Britain’s housing boom is well underway thanks to the generosity of the British taxpayer! Not only is the Help-To-Buy scheme enabling house builders to help themselves to record profits, the Funding for Lending scheme is already cutting mortgage costs and increasing availability.
When you also consider Mark Carney’s recent ‘forward guidance’ statement regarding the intention to keep interest rates at the present record low levels until 2016, the UK housing market could be about to experience a house price boom ‘perfect storm’ – followed by a disastrous bust.
Historically, house prices are already high with price-to-earnings ratios close to levels that preceded the sub prime crash in the US. Recently, credit reference agency Fitch joined the increasing numbers of financial observers expressing concern. The International Monetary Fund, former BoE governor Mervyn King, his deputy Paul Tucker, Graeme Leach Chief Economist at the Institute of Directors and even the government’s own Business Secretary, Vince Cable said that he believes the ‘Help-to-Buy’ scheme could inflate the housing market and is worried the scheme “might backfire”.
Recently released official data shows house prices have risen 3.1% in the year to June, a rise on the 2.9% increase in the year to May; reflecting strong growth in house prices in England and Wales although prices in Northern Ireland and Scotland had fallen. According to the Halifax, one of the UK’s biggest mortgage lenders, house prices are rising at their fastest annual rate for nearly three years. Halifax says the average UK home now costs £167,984.
So surely when house prices are already rising and mortgage approvals are increasing month on month there is no need at all for Help-to-Buy (2) -the taxpayer backed mortgage indemnity scheme which will become available from 1st January 2014.
If mortgages are underwritten by the state, it has the potential to encourage reckless lending, which will drive up prices even further. By artificially inflating the housing market, the government is producing a national feel good factor, which is closely linked to positive moves in the polls, just in time for the 2015 election!
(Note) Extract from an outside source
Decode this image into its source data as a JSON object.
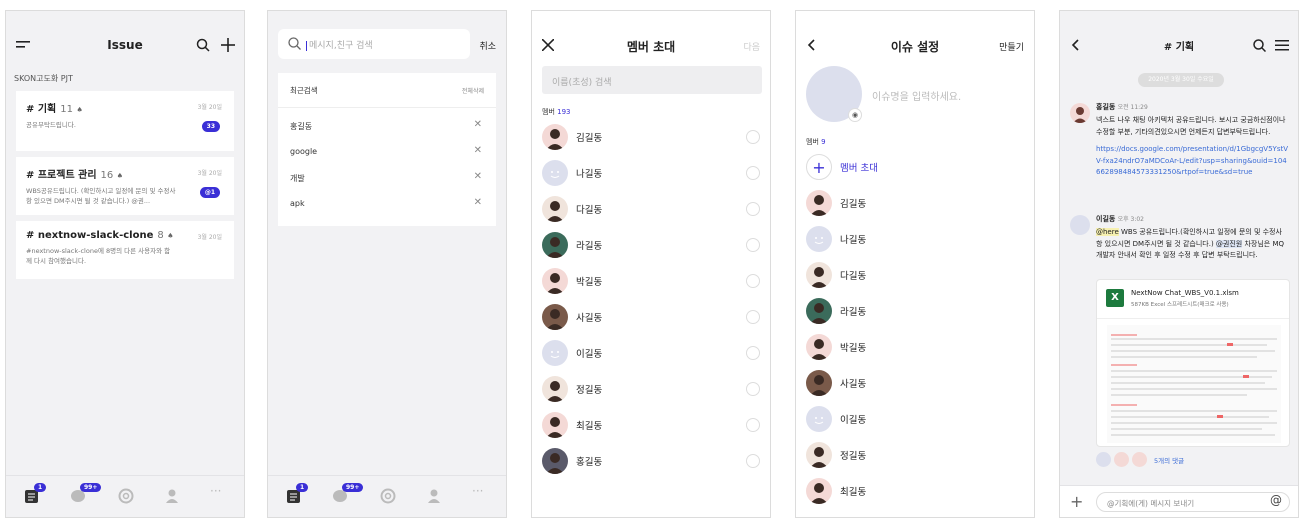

Pushing up house prices and nationalising the lender’s risk for politically motivated reasons will saddle the nation with an extra £130bn of unnecessary and preventable debt.
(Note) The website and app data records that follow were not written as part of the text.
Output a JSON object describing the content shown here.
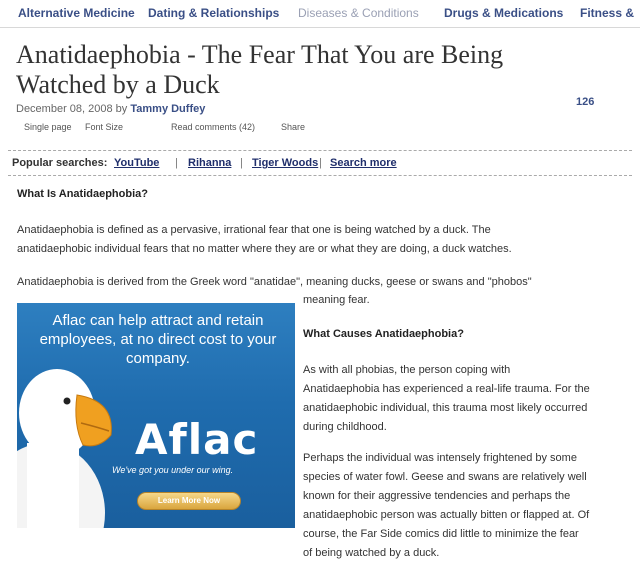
{
  "nav": {
    "items": [
      {
        "label": "Alternative Medicine"
      },
      {
        "label": "Dating & Relationships"
      },
      {
        "label": "Diseases & Conditions"
      },
      {
        "label": "Drugs & Medications"
      },
      {
        "label": "Fitness &"
      }
    ]
  },
  "article": {
    "title": "Anatidaephobia - The Fear That You are Being Watched by a Duck",
    "date": "December 08, 2008 by",
    "author": "Tammy Duffey",
    "count": "126",
    "tools": {
      "single_page": "Single page",
      "font_size": "Font Size",
      "read_comments": "Read comments (42)",
      "share": "Share"
    }
  },
  "popular": {
    "label": "Popular searches:",
    "links": [
      "YouTube",
      "Rihanna",
      "Tiger Woods",
      "Search more"
    ],
    "separator": "|"
  },
  "content": {
    "h1": "What Is Anatidaephobia?",
    "p1_line1": "Anatidaephobia is defined as a pervasive, irrational fear that one is being watched by a duck. The",
    "p1_line2": "anatidaephobic individual fears that no matter where they are or what they are doing, a duck watches.",
    "p2_line1": "Anatidaephobia is derived from the Greek word \"anatidae\", meaning ducks, geese or swans and \"phobos\"",
    "p2_line2": "meaning fear.",
    "h2": "What Causes Anatidaephobia?",
    "p3": [
      "As with all phobias, the person coping with",
      "Anatidaephobia has experienced a real-life trauma. For the",
      "anatidaephobic individual, this trauma most likely occurred",
      "during childhood."
    ],
    "p4": [
      "Perhaps the individual was intensely frightened by some",
      "species of water fowl. Geese and swans are relatively well",
      "known for their aggressive tendencies and perhaps the",
      "anatidaephobic person was actually bitten or flapped at. Of",
      "course, the Far Side comics did little to minimize the fear",
      "of being watched by a duck."
    ]
  },
  "ad": {
    "headline_1": "Aflac can help attract and retain",
    "headline_2": "employees, at no direct cost to your",
    "headline_3": "company.",
    "logo": "Aflac",
    "tagline": "We've got you under our wing.",
    "button": "Learn More Now"
  },
  "colors": {
    "link": "#3a4f86",
    "ad_blue": "#1f6cae"
  }
}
Public Policy and the Past blogger says the Help to Buy scheme is “stupid, ridiculous, absurd, half-baked, disgusting, laughable, wrong-headed, and actually downright destructive.”
I would have to agree.